At the Water Resources Review Committee’s meeting in Durango at the end of August, attendees were told that one result of the siphoning off of Western Slope water to the Front Range may mean other river basin systems in the state, including those in Southwest Colorado, may have to make up the difference to fulfill those contract requirements.
To make a dent in unsustainable water demand in Fort Collins, Denver and Colorado Springs, they should become more like Las Vegas, local water officials say.
The city’s successful lawn-conservation program has vastly reduced water consumption and includes strict drought-resistant landscaping regulations for future development.
Roberts is concerned that there will be a lot of talk about conservation without any concrete plans or goals to achieve it.
“I was flirting with a bill to require a policy that on all state lands, we would stick to the 60 percent indoors, 40 percent outdoors ratio, but the timeline’s too tight to draft a good bill. I’ve been in conversation with Denver Water to perhaps do a pilot project on the Capitol grounds, and their representative has told me they’re open to continuing this conversation in depth,” she said.
What’s really required, Roberts said, is a new way of thinking on everyone’s part.
“I’m thinking about the medians at our new intersection (U.S. Highways 550 and 160),” she said. “The Colorado Department of Transportation is talking about landscaping and a sprinkler system there. Some consciousness raising needs to occur.”
Tree-ring data shows the Colorado River at Lees Ferry suffered a 60-year drought between 1200 and 1300, causing mass migrations. Water officials report this region has suffered a 15-year dry period, a troubling trend that needs attention.
“Front Range water district plans all include transmountain diversion as the solution,” Preston said. “We’re saying it won’t be considered until you get more aggressive about domestic conservation by limiting outdoor watering.”
More education is needed about the importance of responsible water management, said Bruce Whitehead of the Southwestern Water Conservation District.

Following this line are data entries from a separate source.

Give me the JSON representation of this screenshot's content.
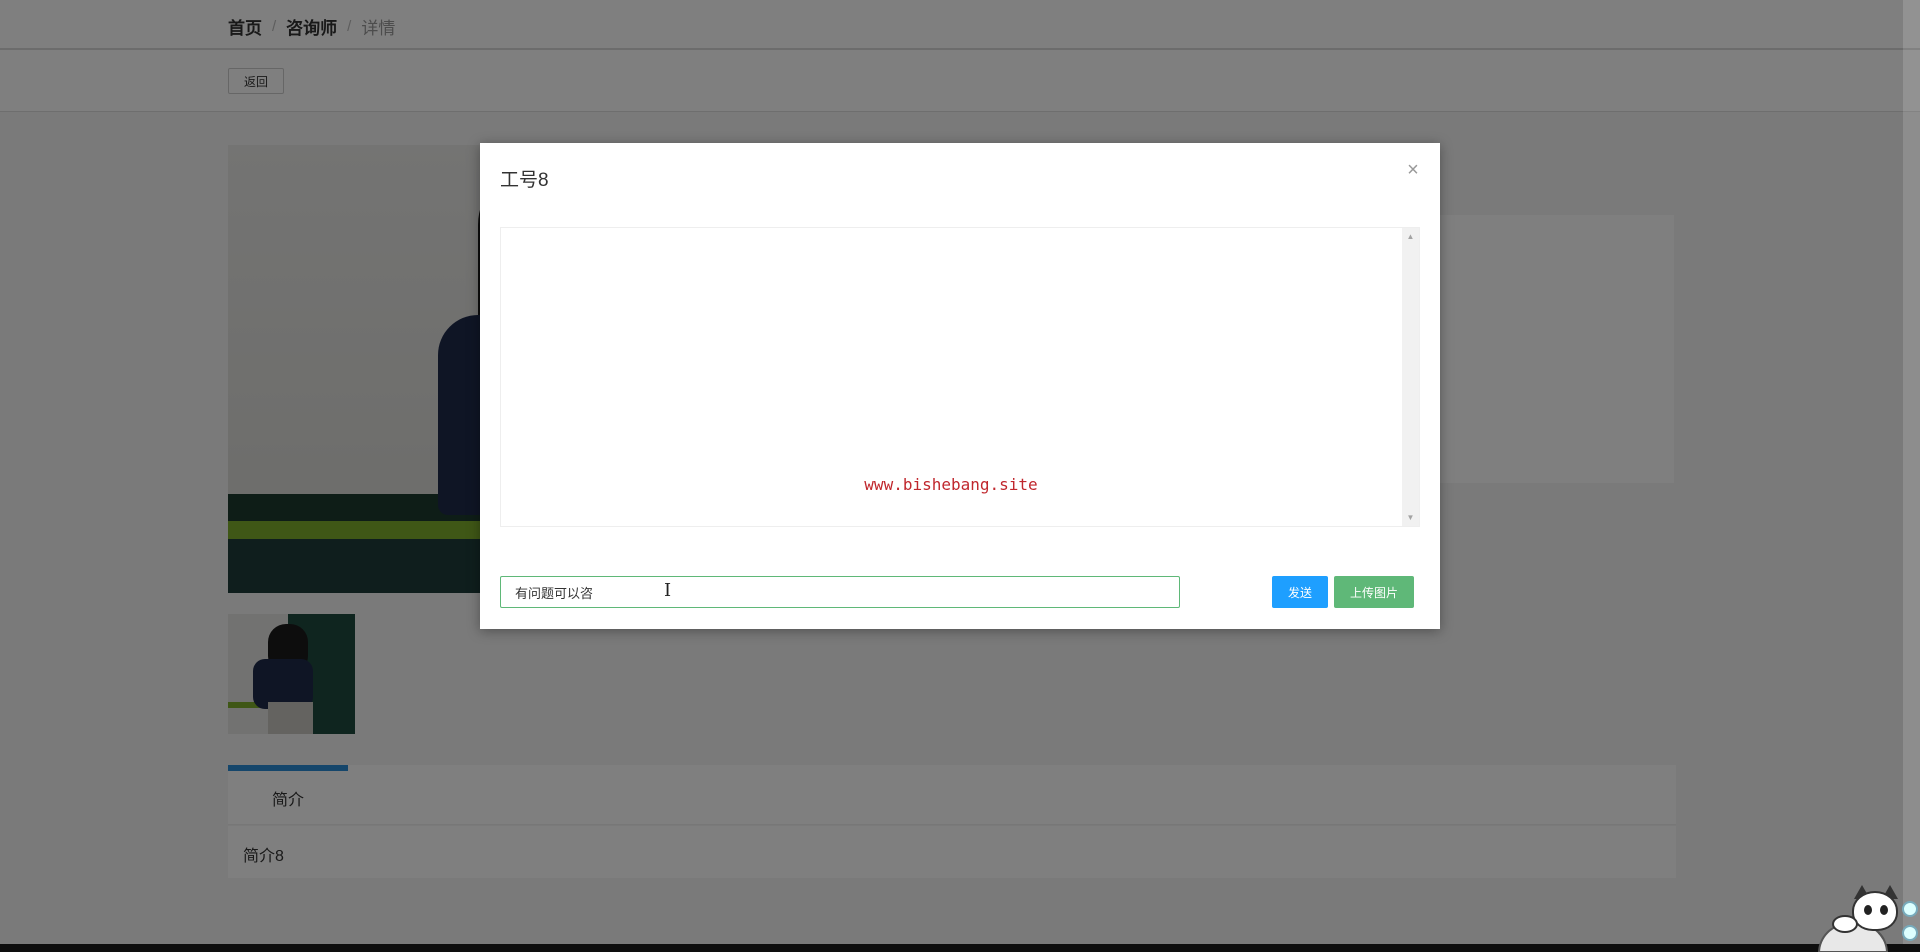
{
  "breadcrumb": {
    "items": [
      "首页",
      "咨询师",
      "详情"
    ],
    "separator": "/"
  },
  "toolbar": {
    "back_label": "返回"
  },
  "tabs": {
    "active_label": "简介",
    "content": "简介8"
  },
  "modal": {
    "title": "工号8",
    "close_glyph": "×",
    "watermark": "www.bishebang.site",
    "input_value": "有问题可以咨",
    "send_label": "发送",
    "upload_label": "上传图片"
  },
  "colors": {
    "accent_blue": "#1e9fff",
    "accent_green": "#5fb878",
    "watermark_red": "#c0272d",
    "tab_blue": "#2b8cd6"
  }
}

“Many people don’t have a clue about the state water plan or the issues we’re facing,” he said. “We have a lot of work to do in our basin to educate the constituency.”
Herald Staff Writer Ann Butler contributed to this report.